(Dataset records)
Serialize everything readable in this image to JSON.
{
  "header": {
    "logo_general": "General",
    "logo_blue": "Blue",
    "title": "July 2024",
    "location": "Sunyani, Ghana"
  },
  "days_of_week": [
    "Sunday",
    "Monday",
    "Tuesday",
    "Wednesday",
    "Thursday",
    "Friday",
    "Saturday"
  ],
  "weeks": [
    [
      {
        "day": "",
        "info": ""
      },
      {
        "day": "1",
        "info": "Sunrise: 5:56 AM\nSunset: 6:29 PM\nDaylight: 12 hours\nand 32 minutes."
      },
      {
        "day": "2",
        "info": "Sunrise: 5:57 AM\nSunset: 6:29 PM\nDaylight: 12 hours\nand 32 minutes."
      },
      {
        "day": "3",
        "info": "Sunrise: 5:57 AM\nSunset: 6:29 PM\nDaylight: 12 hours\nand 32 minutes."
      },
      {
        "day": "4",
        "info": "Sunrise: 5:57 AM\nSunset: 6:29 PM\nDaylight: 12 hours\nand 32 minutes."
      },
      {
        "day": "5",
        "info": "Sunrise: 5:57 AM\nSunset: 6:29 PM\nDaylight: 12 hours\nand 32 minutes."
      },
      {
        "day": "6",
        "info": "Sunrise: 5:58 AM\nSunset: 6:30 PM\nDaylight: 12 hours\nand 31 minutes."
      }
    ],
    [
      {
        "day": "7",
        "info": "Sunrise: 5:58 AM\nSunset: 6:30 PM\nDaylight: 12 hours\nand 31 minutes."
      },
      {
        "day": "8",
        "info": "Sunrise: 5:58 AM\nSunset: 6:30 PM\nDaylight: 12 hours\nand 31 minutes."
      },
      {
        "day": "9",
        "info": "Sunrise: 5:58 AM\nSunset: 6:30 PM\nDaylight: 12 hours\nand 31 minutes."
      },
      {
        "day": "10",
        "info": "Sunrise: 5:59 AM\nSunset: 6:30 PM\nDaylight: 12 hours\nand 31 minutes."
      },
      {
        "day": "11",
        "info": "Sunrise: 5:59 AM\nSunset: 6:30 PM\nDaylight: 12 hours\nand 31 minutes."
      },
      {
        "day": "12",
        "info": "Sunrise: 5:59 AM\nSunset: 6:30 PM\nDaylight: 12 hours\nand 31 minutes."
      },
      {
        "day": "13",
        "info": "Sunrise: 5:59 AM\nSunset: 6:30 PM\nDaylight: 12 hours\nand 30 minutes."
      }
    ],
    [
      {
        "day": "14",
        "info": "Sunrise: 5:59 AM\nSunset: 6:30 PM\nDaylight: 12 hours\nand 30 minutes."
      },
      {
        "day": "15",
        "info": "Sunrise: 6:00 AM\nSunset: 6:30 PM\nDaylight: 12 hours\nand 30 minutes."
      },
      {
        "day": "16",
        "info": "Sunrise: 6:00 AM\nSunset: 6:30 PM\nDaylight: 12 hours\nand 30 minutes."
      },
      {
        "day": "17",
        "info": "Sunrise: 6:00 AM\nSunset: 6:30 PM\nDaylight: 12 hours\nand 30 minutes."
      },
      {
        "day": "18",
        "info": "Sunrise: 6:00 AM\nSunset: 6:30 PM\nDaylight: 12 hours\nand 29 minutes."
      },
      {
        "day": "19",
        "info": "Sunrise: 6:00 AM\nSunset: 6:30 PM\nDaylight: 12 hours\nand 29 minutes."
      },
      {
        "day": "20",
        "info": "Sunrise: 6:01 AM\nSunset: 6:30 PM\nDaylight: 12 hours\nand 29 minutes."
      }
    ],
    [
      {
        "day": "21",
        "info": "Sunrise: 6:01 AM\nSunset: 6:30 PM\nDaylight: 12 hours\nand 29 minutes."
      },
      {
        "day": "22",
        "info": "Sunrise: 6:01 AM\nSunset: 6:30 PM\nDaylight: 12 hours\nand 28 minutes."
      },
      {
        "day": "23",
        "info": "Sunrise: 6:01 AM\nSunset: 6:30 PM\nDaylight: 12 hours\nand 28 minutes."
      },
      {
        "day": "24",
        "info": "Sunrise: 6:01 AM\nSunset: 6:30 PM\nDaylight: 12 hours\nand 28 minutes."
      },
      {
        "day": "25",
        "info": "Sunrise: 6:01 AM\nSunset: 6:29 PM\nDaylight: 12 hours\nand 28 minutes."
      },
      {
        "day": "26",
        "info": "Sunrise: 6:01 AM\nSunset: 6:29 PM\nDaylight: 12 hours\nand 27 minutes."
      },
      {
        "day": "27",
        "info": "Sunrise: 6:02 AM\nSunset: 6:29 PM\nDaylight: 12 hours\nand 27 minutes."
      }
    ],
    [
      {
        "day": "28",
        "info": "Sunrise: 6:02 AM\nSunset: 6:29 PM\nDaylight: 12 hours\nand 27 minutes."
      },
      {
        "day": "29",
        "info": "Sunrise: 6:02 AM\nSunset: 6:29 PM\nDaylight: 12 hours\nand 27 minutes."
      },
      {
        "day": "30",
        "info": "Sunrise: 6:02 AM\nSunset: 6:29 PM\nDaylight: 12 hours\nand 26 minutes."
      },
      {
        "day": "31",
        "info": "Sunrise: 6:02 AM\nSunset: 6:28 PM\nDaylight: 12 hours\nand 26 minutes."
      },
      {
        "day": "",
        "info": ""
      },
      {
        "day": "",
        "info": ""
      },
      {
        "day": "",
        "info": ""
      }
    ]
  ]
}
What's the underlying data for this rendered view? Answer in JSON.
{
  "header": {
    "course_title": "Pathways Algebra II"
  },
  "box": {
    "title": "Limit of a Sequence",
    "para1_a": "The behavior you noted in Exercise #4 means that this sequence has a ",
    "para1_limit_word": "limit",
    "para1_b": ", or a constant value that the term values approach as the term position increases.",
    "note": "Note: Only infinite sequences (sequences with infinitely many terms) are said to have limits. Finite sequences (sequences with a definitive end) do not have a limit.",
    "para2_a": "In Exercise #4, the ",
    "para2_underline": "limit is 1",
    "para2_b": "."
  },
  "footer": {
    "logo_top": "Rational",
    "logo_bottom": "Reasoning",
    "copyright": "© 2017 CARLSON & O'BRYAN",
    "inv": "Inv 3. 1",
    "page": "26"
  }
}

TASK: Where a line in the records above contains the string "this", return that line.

OUTPUT OF THE TASK:
Serialize everything readable in this image to JSON.
What's the underlying data for this rendered view? Answer in JSON.
    "para1_a": "The behavior you noted in Exercise #4 means that this sequence has a ",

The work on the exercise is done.